Boston Public Library trustees have signed off on a $39.3 million budget that does not include branch closures or layoffs, but that does call for shuttering the Copley branch on Sundays….
The proposed library budget for fiscal 2012 budget will be included in Mayor Thomas Menino’s overall city budget, due to be announced next month and needing the approval of the City Council. If the budget stays the same, funding levels fall to levels that were in place in fiscal year 2000.
Finances remain tight for the cash-strapped library system, which handled a $48 million budget in fiscal year 2009. The budget draws upon city, state and federal funds, along with trust funds and donations.
In his state budget, Gov. Deval Patrick has slotted $2.4 million for the library system, while Menino and trustees are lobbying for $3.9 million, which they say will allow them to keep the Copley branch open on Sundays. The budget must still go through the state Senate and House, with the House budget getting released in April and the Senate budget expected to be released in May.

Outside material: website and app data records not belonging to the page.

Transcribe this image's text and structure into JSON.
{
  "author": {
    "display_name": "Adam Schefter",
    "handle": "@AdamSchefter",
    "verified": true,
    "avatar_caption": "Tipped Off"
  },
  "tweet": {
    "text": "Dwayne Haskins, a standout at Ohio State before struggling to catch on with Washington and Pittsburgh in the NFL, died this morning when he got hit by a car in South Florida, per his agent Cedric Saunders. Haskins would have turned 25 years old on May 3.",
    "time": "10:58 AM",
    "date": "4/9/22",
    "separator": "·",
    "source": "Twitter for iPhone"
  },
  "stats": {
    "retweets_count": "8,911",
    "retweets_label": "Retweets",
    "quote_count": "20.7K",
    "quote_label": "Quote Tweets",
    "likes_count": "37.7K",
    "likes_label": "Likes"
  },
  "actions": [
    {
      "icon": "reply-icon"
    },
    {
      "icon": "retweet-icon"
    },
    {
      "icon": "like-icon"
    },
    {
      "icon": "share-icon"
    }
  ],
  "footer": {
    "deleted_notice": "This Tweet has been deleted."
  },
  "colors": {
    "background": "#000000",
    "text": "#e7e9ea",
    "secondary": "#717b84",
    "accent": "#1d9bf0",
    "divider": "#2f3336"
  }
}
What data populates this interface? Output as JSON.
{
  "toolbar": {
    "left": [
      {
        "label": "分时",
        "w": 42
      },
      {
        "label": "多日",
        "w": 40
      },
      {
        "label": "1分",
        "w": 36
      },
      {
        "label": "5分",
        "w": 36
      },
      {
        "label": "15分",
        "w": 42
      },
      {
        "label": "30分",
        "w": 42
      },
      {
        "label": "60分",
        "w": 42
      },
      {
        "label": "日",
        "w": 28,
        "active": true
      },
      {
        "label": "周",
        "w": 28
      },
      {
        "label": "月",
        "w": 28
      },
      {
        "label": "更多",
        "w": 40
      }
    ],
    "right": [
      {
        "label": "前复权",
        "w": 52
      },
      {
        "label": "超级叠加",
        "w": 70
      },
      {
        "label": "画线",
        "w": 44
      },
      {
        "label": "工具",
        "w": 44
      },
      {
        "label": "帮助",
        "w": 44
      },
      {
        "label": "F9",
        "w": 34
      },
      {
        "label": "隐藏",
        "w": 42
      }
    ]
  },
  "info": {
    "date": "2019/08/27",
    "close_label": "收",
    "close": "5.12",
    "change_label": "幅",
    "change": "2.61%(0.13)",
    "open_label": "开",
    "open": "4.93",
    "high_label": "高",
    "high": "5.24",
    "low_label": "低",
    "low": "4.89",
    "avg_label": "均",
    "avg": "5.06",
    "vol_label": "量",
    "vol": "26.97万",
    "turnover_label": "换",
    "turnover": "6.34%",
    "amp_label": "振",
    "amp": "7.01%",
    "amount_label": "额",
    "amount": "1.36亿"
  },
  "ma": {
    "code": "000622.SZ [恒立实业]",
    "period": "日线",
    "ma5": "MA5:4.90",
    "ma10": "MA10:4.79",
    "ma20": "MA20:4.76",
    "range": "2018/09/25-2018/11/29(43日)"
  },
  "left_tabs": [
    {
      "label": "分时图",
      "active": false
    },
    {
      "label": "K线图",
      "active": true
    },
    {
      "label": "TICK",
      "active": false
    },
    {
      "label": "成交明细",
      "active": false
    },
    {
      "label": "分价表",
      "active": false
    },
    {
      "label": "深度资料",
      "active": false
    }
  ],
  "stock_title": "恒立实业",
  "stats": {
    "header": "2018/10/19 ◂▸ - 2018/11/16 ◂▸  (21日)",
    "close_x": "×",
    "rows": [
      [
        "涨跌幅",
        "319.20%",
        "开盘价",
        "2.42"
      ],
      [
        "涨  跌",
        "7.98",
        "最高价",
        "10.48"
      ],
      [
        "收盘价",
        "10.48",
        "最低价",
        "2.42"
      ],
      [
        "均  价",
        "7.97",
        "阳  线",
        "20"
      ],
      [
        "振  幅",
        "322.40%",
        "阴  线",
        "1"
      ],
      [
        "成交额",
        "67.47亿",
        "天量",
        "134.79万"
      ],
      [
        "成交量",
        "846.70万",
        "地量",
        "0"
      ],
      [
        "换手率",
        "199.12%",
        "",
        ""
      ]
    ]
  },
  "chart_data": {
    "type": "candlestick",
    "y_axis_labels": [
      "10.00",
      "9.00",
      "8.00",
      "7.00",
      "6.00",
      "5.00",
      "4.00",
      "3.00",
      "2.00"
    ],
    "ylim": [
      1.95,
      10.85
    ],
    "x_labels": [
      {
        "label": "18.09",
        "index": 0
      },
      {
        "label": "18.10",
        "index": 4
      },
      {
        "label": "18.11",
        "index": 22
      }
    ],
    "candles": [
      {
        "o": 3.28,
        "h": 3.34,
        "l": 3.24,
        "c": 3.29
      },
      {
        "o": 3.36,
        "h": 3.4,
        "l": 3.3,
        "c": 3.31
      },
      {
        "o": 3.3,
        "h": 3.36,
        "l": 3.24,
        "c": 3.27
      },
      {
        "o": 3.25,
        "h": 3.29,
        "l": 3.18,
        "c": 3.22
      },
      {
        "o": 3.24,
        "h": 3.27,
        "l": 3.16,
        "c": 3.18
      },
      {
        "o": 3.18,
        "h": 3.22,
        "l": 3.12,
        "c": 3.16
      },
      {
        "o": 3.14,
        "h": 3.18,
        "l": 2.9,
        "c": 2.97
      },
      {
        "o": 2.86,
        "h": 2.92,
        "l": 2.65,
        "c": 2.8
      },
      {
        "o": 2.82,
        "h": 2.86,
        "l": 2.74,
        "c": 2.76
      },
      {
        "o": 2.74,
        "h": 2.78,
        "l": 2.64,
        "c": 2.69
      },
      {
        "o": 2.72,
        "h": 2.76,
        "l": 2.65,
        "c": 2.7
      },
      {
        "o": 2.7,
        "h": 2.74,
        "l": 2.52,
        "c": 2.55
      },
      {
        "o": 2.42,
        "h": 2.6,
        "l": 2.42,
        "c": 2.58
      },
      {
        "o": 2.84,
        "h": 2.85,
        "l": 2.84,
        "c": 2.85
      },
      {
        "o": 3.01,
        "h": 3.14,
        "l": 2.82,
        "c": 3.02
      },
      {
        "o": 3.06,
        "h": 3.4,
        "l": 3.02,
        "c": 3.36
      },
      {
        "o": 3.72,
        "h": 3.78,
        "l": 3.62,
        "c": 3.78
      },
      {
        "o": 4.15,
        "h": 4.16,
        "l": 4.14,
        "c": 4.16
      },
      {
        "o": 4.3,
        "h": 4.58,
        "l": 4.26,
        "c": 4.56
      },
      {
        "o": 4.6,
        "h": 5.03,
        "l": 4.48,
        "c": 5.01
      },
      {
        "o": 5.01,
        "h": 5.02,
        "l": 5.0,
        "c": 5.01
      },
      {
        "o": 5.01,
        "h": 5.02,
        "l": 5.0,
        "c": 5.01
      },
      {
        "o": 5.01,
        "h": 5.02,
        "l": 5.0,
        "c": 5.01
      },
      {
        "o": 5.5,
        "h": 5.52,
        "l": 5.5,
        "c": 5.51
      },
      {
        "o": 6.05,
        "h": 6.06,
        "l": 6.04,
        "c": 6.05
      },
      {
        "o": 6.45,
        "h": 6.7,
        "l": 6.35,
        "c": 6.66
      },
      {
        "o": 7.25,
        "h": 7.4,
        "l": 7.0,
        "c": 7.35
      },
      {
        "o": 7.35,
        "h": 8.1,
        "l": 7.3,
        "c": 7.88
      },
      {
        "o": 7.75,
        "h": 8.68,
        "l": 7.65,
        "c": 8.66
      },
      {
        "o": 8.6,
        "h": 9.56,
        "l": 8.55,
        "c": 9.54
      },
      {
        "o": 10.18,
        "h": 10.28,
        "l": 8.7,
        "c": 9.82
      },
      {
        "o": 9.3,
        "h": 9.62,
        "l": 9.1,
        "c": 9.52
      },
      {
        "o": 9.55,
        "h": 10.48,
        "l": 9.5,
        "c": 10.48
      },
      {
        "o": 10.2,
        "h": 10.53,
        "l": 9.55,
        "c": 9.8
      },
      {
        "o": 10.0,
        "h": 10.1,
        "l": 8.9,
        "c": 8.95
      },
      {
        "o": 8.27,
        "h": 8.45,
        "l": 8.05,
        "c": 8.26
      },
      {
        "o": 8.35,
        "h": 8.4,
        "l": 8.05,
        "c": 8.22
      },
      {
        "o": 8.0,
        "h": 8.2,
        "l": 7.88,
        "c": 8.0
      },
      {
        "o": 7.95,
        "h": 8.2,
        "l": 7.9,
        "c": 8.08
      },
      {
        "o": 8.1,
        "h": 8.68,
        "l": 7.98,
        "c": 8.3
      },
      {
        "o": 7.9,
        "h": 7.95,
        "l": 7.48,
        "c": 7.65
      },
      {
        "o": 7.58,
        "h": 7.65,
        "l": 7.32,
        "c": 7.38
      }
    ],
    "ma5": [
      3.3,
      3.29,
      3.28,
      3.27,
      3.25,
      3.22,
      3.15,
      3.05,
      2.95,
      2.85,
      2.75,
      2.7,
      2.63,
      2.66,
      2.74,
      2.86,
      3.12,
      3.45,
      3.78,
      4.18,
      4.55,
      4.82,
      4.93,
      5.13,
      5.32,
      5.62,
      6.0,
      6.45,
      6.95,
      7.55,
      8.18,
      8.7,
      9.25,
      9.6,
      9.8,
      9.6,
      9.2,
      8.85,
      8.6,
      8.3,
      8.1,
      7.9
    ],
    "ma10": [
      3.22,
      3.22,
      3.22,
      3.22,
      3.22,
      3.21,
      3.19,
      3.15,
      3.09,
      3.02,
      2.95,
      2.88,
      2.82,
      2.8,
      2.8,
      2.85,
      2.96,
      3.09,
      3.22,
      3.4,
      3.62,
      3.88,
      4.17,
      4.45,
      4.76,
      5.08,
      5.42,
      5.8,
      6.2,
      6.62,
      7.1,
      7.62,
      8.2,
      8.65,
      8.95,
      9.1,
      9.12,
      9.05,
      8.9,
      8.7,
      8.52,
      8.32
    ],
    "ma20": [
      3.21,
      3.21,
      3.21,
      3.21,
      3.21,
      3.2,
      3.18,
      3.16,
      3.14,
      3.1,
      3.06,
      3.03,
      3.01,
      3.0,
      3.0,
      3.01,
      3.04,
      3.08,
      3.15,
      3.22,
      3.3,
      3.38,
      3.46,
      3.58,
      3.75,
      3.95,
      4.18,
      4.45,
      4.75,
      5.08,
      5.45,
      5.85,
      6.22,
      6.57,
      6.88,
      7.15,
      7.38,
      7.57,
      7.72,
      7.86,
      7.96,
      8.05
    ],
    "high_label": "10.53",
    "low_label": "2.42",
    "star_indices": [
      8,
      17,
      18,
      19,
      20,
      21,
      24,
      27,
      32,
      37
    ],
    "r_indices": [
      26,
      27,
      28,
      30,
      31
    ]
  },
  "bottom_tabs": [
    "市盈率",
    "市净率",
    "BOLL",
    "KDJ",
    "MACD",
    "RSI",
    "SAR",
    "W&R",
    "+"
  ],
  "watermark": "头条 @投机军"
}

Because of the timeline, which will likely stretch into June as lawmakers hash out a final version of the budget to send to the governor for his signature, library officials are unlikely to know how much they’ll be receiving in fiscal year 2012 until July. If less than $2.4 million is set aside for the system, trustees may be forced to look again at layoffs and branch closures, according to a presentation BPL officials made to trustees on Wednesday.
I’m glad no one is getting laid off. But the major tourist draw, the Sargent murals, is already closed on Saturdays and after 5pm, so its viewing is limited. It would be nice if they closed that floor one day during the week and kept it open on the weekend. And the library is always crowded on Sundays.
But what’s really shameful is that in a wealthy city, in a wealthy state, in a wealthy country, we can’t seem to find the money to keep libraries open, but we can start wars of choice*. Assuming the U.S. hasn’t collapsed, thirty years from now, people are going to look back and ask how we could have been so stupid and short-sighted.
*Being an insane Chartalist, at the federal level, I don’t worry about deficits per se. But for those who do (and most people seem to believe we’re still on the gold standard and act accordingly), how do you justify all of the ‘freedom bombs’? Especially the liberal hawks.